- REQUIRED ACTION -
Each line of the data below holding the word "Filament" must be copied.
· · · · ·
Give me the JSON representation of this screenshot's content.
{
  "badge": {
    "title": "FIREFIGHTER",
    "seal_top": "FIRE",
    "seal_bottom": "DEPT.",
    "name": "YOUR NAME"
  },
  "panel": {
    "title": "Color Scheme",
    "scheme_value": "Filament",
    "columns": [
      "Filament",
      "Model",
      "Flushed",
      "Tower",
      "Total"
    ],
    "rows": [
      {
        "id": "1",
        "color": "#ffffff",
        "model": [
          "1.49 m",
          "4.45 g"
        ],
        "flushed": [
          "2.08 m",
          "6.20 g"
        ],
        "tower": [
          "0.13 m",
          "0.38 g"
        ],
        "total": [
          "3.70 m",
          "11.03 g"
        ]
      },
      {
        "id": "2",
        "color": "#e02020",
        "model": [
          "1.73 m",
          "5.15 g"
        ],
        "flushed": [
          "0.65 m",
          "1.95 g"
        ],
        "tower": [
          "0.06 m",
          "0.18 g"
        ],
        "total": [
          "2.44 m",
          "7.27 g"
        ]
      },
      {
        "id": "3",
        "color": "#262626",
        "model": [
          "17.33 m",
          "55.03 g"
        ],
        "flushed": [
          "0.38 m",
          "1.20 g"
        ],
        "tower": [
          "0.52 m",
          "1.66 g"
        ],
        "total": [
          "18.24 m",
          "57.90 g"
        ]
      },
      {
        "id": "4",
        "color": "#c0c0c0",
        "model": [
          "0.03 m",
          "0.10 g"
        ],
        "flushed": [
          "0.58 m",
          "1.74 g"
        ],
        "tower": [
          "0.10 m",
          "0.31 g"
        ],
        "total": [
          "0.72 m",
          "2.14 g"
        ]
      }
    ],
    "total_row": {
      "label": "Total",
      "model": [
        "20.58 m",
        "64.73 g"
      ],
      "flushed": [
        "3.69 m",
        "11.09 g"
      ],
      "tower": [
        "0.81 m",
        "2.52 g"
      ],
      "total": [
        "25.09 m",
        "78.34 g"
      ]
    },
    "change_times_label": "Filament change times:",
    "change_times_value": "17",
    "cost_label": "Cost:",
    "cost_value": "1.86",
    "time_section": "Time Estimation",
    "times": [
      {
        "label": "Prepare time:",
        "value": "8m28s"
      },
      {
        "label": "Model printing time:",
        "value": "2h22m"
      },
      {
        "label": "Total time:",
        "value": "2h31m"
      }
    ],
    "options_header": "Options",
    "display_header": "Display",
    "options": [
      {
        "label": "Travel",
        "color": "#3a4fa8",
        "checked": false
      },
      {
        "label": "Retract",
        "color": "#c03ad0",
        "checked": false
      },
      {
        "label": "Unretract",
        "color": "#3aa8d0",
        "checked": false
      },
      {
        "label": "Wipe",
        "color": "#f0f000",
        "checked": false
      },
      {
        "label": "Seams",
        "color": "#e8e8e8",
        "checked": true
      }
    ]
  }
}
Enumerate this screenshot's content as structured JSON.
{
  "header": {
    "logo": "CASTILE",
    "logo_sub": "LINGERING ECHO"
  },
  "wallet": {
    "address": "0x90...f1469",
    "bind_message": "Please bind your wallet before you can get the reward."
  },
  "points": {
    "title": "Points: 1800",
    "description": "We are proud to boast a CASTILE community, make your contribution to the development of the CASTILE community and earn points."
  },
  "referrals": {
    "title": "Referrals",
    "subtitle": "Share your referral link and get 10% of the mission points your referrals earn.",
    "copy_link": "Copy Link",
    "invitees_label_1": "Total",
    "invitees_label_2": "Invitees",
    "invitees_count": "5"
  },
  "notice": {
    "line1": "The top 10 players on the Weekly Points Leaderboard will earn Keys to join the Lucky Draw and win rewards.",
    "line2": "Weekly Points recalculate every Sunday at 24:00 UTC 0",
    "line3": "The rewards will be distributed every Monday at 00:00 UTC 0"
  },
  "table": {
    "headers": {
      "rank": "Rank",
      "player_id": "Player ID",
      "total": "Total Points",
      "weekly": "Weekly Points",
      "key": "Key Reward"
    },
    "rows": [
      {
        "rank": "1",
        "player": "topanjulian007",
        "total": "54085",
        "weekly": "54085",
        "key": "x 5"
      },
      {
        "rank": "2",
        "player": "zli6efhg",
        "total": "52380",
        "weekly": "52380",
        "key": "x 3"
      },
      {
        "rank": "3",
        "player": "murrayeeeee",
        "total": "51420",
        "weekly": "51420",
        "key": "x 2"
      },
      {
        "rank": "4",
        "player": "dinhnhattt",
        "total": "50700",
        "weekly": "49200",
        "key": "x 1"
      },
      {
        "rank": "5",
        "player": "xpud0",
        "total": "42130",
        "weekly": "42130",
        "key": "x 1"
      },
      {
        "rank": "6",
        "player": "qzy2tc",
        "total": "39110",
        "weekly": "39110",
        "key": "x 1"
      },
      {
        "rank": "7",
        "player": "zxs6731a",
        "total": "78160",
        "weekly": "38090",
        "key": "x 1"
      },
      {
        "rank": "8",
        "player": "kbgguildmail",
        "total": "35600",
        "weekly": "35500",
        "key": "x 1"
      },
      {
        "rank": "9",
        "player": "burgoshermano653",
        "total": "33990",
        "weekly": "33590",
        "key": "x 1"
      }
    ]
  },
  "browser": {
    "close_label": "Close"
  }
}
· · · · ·
- TASK ANSWER -
    "scheme_value": "Filament",
      "Filament",
    "change_times_label": "Filament change times:",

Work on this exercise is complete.